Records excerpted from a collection

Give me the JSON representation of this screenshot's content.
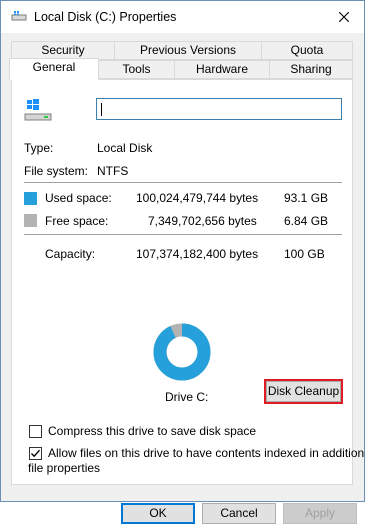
{
  "window": {
    "title": "Local Disk (C:) Properties"
  },
  "tabs": {
    "row1": [
      "Security",
      "Previous Versions",
      "Quota"
    ],
    "row2": [
      "General",
      "Tools",
      "Hardware",
      "Sharing"
    ],
    "active": "General"
  },
  "general": {
    "drive_name_value": "",
    "type_label": "Type:",
    "type_value": "Local Disk",
    "fs_label": "File system:",
    "fs_value": "NTFS",
    "used_label": "Used space:",
    "used_bytes": "100,024,479,744 bytes",
    "used_size": "93.1 GB",
    "free_label": "Free space:",
    "free_bytes": "7,349,702,656 bytes",
    "free_size": "6.84 GB",
    "capacity_label": "Capacity:",
    "capacity_bytes": "107,374,182,400 bytes",
    "capacity_size": "100 GB",
    "drive_label": "Drive C:",
    "cleanup_label": "Disk Cleanup",
    "compress_label": "Compress this drive to save disk space",
    "compress_checked": false,
    "index_label_line1": "Allow files on this drive to have contents indexed in addition to",
    "index_label_line2": "file properties",
    "index_checked": true
  },
  "usage": {
    "used_fraction": 0.9316,
    "used_color": "#26a0da",
    "free_color": "#b3b3b3"
  },
  "buttons": {
    "ok": "OK",
    "cancel": "Cancel",
    "apply": "Apply"
  }
}
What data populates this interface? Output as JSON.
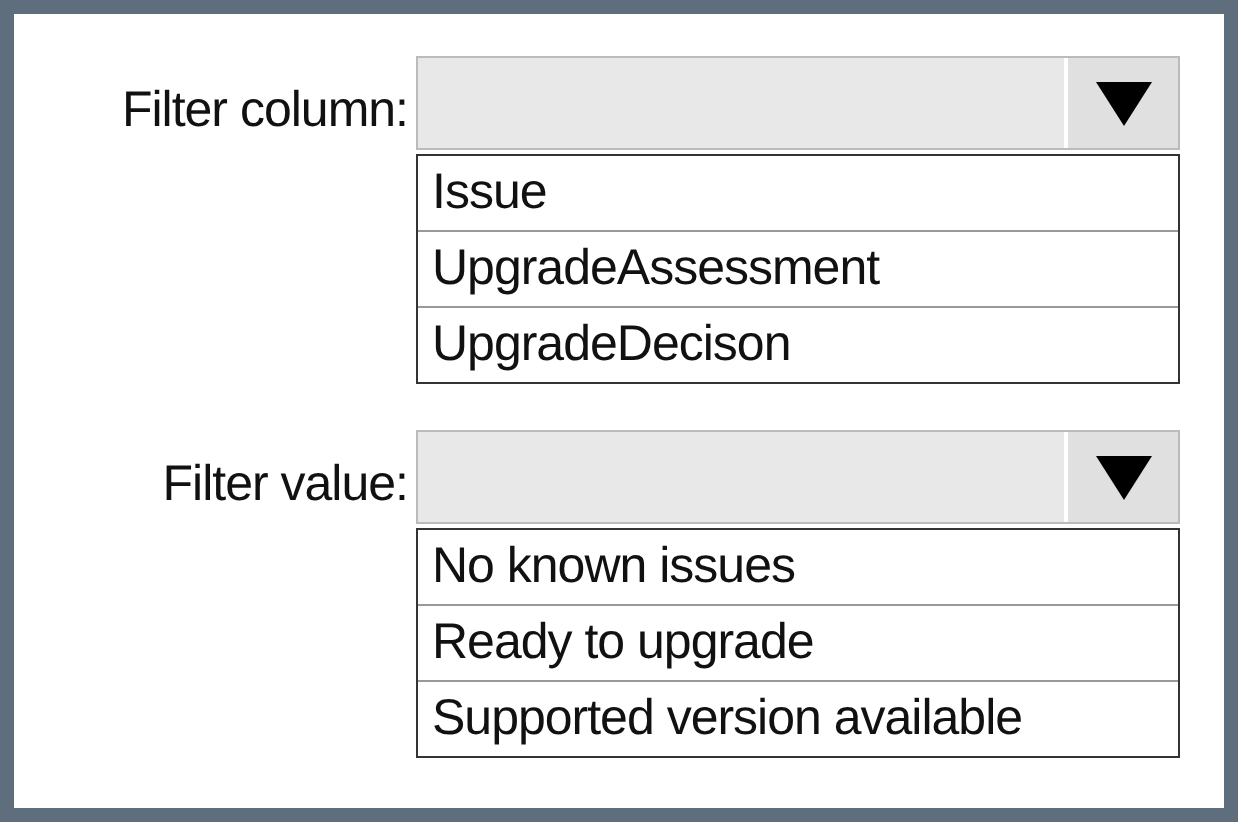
{
  "filters": [
    {
      "label": "Filter column:",
      "options": [
        "Issue",
        "UpgradeAssessment",
        "UpgradeDecison"
      ]
    },
    {
      "label": "Filter value:",
      "options": [
        "No known issues",
        "Ready to upgrade",
        "Supported version available"
      ]
    }
  ]
}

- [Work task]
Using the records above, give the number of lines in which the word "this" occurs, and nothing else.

- [Exercise response]
4